Please repeat the records, word for word and without gaps.

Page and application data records
--------------------------------
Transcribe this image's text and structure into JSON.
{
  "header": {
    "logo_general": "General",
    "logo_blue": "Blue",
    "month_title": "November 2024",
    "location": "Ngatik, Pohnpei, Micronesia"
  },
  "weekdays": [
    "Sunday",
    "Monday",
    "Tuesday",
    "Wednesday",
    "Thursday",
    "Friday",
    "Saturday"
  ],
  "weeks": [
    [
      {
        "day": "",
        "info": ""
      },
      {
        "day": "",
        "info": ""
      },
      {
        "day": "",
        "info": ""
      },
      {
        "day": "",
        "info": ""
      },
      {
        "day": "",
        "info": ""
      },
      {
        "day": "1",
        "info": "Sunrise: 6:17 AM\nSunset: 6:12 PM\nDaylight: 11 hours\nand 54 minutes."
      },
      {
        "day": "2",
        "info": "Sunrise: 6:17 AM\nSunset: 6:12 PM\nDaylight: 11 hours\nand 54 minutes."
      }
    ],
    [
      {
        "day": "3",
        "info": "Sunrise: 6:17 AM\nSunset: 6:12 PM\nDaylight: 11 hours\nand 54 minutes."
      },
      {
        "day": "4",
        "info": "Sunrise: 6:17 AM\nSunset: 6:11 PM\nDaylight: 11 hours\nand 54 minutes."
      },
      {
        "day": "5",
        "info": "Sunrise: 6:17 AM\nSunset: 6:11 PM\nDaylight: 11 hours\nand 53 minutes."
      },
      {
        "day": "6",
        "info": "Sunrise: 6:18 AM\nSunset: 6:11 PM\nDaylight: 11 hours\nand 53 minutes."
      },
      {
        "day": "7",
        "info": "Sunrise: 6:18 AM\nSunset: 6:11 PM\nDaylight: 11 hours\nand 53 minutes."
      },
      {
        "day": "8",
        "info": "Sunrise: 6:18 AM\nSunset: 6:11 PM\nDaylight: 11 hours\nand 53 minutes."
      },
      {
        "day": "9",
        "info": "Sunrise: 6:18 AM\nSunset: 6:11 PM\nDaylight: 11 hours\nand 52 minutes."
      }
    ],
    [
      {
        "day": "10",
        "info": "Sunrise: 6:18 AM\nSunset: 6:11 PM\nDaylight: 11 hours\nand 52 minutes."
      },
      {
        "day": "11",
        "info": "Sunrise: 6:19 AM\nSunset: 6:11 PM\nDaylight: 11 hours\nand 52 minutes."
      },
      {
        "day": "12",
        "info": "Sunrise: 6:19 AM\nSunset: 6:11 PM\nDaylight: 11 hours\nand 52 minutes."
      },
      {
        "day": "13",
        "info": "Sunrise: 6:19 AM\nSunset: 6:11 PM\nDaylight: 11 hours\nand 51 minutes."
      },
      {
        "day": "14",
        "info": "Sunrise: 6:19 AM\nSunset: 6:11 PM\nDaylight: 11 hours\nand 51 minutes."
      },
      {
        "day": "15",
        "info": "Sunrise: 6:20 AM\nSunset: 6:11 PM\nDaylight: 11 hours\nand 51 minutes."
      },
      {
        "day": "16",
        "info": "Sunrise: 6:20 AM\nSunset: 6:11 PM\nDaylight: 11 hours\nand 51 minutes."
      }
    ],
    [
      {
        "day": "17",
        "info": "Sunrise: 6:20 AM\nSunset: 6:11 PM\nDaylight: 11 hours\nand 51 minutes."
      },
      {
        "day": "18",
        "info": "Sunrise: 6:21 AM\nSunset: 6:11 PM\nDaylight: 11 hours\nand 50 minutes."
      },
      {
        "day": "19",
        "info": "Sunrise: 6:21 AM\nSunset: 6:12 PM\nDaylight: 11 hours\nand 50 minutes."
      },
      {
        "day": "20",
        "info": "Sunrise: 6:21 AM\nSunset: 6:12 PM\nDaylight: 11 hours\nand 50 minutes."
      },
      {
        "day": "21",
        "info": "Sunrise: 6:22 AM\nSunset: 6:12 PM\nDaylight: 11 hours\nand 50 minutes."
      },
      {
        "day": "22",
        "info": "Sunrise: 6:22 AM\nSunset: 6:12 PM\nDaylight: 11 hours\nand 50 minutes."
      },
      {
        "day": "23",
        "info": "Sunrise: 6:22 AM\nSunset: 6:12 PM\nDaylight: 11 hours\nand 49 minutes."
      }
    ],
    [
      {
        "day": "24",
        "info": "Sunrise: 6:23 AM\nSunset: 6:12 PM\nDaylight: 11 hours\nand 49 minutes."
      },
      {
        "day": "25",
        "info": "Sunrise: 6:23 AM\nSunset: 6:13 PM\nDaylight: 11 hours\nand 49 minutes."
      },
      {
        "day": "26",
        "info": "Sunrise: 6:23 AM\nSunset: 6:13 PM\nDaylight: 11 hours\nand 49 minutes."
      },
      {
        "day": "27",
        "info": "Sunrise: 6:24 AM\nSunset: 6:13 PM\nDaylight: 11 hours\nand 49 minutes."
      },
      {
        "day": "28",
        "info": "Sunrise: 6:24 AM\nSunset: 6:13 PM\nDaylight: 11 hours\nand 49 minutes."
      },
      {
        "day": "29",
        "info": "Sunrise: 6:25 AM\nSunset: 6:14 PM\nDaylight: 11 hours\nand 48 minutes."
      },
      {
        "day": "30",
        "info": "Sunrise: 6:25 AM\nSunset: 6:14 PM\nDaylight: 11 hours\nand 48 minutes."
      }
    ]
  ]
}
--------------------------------
Answer for the task
Transcribe this image's text and structure into JSON.
{
  "header": {
    "logo_general": "General",
    "logo_blue": "Blue",
    "month_title": "November 2024",
    "location": "Ngatik, Pohnpei, Micronesia"
  },
  "weekdays": [
    "Sunday",
    "Monday",
    "Tuesday",
    "Wednesday",
    "Thursday",
    "Friday",
    "Saturday"
  ],
  "weeks": [
    [
      {
        "day": "",
        "info": ""
      },
      {
        "day": "",
        "info": ""
      },
      {
        "day": "",
        "info": ""
      },
      {
        "day": "",
        "info": ""
      },
      {
        "day": "",
        "info": ""
      },
      {
        "day": "1",
        "info": "Sunrise: 6:17 AM\nSunset: 6:12 PM\nDaylight: 11 hours\nand 54 minutes."
      },
      {
        "day": "2",
        "info": "Sunrise: 6:17 AM\nSunset: 6:12 PM\nDaylight: 11 hours\nand 54 minutes."
      }
    ],
    [
      {
        "day": "3",
        "info": "Sunrise: 6:17 AM\nSunset: 6:12 PM\nDaylight: 11 hours\nand 54 minutes."
      },
      {
        "day": "4",
        "info": "Sunrise: 6:17 AM\nSunset: 6:11 PM\nDaylight: 11 hours\nand 54 minutes."
      },
      {
        "day": "5",
        "info": "Sunrise: 6:17 AM\nSunset: 6:11 PM\nDaylight: 11 hours\nand 53 minutes."
      },
      {
        "day": "6",
        "info": "Sunrise: 6:18 AM\nSunset: 6:11 PM\nDaylight: 11 hours\nand 53 minutes."
      },
      {
        "day": "7",
        "info": "Sunrise: 6:18 AM\nSunset: 6:11 PM\nDaylight: 11 hours\nand 53 minutes."
      },
      {
        "day": "8",
        "info": "Sunrise: 6:18 AM\nSunset: 6:11 PM\nDaylight: 11 hours\nand 53 minutes."
      },
      {
        "day": "9",
        "info": "Sunrise: 6:18 AM\nSunset: 6:11 PM\nDaylight: 11 hours\nand 52 minutes."
      }
    ],
    [
      {
        "day": "10",
        "info": "Sunrise: 6:18 AM\nSunset: 6:11 PM\nDaylight: 11 hours\nand 52 minutes."
      },
      {
        "day": "11",
        "info": "Sunrise: 6:19 AM\nSunset: 6:11 PM\nDaylight: 11 hours\nand 52 minutes."
      },
      {
        "day": "12",
        "info": "Sunrise: 6:19 AM\nSunset: 6:11 PM\nDaylight: 11 hours\nand 52 minutes."
      },
      {
        "day": "13",
        "info": "Sunrise: 6:19 AM\nSunset: 6:11 PM\nDaylight: 11 hours\nand 51 minutes."
      },
      {
        "day": "14",
        "info": "Sunrise: 6:19 AM\nSunset: 6:11 PM\nDaylight: 11 hours\nand 51 minutes."
      },
      {
        "day": "15",
        "info": "Sunrise: 6:20 AM\nSunset: 6:11 PM\nDaylight: 11 hours\nand 51 minutes."
      },
      {
        "day": "16",
        "info": "Sunrise: 6:20 AM\nSunset: 6:11 PM\nDaylight: 11 hours\nand 51 minutes."
      }
    ],
    [
      {
        "day": "17",
        "info": "Sunrise: 6:20 AM\nSunset: 6:11 PM\nDaylight: 11 hours\nand 51 minutes."
      },
      {
        "day": "18",
        "info": "Sunrise: 6:21 AM\nSunset: 6:11 PM\nDaylight: 11 hours\nand 50 minutes."
      },
      {
        "day": "19",
        "info": "Sunrise: 6:21 AM\nSunset: 6:12 PM\nDaylight: 11 hours\nand 50 minutes."
      },
      {
        "day": "20",
        "info": "Sunrise: 6:21 AM\nSunset: 6:12 PM\nDaylight: 11 hours\nand 50 minutes."
      },
      {
        "day": "21",
        "info": "Sunrise: 6:22 AM\nSunset: 6:12 PM\nDaylight: 11 hours\nand 50 minutes."
      },
      {
        "day": "22",
        "info": "Sunrise: 6:22 AM\nSunset: 6:12 PM\nDaylight: 11 hours\nand 50 minutes."
      },
      {
        "day": "23",
        "info": "Sunrise: 6:22 AM\nSunset: 6:12 PM\nDaylight: 11 hours\nand 49 minutes."
      }
    ],
    [
      {
        "day": "24",
        "info": "Sunrise: 6:23 AM\nSunset: 6:12 PM\nDaylight: 11 hours\nand 49 minutes."
      },
      {
        "day": "25",
        "info": "Sunrise: 6:23 AM\nSunset: 6:13 PM\nDaylight: 11 hours\nand 49 minutes."
      },
      {
        "day": "26",
        "info": "Sunrise: 6:23 AM\nSunset: 6:13 PM\nDaylight: 11 hours\nand 49 minutes."
      },
      {
        "day": "27",
        "info": "Sunrise: 6:24 AM\nSunset: 6:13 PM\nDaylight: 11 hours\nand 49 minutes."
      },
      {
        "day": "28",
        "info": "Sunrise: 6:24 AM\nSunset: 6:13 PM\nDaylight: 11 hours\nand 49 minutes."
      },
      {
        "day": "29",
        "info": "Sunrise: 6:25 AM\nSunset: 6:14 PM\nDaylight: 11 hours\nand 48 minutes."
      },
      {
        "day": "30",
        "info": "Sunrise: 6:25 AM\nSunset: 6:14 PM\nDaylight: 11 hours\nand 48 minutes."
      }
    ]
  ]
}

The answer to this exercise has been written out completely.